[Excerpts from an interface dataset]
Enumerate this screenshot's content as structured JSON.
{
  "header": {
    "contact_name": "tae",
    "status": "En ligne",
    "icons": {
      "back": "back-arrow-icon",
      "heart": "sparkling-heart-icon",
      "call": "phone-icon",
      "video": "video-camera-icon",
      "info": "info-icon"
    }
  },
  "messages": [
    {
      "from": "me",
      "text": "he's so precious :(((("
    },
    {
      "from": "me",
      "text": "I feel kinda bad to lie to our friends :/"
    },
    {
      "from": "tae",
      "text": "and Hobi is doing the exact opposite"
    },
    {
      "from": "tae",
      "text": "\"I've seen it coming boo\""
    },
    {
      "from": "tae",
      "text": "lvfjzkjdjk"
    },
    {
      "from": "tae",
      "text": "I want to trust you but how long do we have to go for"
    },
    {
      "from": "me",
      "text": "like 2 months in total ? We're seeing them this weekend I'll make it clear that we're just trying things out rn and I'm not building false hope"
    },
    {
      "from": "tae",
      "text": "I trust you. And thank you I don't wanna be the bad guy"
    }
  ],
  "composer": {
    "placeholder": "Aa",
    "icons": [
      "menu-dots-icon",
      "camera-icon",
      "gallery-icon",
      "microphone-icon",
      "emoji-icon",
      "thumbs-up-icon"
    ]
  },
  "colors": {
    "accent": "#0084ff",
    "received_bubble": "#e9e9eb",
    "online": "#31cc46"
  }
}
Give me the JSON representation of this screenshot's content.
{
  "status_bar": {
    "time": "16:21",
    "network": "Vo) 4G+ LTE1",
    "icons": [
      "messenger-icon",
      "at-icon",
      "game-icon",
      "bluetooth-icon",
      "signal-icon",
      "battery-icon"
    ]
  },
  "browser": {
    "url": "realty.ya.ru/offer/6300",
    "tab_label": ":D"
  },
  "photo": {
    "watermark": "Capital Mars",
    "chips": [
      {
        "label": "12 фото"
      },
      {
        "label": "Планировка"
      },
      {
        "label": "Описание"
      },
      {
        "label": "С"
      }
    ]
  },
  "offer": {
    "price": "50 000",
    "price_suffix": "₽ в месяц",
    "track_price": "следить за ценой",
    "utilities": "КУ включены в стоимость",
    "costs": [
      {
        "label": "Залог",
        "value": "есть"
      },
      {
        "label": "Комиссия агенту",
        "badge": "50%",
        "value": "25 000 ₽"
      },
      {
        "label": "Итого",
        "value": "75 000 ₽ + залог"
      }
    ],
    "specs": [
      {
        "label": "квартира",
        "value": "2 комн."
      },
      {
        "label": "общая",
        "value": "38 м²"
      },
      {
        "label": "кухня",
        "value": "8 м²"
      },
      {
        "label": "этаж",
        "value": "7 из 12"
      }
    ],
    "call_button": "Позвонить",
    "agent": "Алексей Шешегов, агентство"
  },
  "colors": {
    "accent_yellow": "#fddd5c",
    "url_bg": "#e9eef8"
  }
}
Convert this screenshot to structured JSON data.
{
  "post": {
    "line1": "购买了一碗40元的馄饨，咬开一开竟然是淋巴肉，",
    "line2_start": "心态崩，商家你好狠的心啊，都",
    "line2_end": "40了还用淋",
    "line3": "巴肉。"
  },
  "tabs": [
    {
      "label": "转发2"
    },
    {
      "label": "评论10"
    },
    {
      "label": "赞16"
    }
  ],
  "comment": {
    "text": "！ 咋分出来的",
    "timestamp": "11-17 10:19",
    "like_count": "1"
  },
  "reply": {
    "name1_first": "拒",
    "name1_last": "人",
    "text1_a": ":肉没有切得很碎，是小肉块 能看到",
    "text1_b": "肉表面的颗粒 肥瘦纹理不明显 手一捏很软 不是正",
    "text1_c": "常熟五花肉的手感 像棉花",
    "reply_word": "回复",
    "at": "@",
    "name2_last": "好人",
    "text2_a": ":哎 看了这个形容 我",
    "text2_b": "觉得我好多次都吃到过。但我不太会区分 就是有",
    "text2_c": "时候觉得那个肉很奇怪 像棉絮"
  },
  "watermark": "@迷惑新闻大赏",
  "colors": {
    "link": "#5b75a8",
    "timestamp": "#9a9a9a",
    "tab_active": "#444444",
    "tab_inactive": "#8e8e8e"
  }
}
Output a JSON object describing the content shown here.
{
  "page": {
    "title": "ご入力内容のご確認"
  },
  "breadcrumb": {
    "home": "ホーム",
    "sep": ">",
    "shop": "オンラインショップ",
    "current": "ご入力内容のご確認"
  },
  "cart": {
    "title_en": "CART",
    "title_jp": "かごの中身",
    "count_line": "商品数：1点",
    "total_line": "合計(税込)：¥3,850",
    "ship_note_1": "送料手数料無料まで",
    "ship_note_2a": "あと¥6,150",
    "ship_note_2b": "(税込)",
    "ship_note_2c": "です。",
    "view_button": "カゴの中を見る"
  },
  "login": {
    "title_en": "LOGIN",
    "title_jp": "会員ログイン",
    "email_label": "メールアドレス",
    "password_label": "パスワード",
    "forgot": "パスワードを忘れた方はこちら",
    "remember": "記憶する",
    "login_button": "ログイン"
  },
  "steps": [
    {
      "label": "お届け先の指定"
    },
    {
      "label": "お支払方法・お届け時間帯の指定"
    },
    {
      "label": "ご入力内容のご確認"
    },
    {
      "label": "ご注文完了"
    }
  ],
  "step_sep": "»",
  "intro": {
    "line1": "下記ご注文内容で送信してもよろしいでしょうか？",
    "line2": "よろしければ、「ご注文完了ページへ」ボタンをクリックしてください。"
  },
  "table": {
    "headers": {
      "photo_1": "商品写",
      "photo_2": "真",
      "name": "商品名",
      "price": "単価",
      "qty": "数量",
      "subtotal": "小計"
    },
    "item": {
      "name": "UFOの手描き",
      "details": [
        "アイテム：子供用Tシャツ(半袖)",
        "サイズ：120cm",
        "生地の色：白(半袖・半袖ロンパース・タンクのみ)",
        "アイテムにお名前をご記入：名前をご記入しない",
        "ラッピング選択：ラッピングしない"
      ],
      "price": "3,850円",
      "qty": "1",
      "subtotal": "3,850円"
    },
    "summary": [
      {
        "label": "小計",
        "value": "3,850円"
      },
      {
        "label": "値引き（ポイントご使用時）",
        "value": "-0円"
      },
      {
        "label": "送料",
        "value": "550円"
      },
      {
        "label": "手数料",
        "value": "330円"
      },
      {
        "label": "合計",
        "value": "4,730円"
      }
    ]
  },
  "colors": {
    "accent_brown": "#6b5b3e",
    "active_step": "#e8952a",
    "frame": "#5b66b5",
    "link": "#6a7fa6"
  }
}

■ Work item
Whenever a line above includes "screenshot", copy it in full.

■ Finished exercise
Enumerate this screenshot's content as structured JSON.
Give me the JSON representation of this screenshot's content.
Convert this screenshot to structured JSON data.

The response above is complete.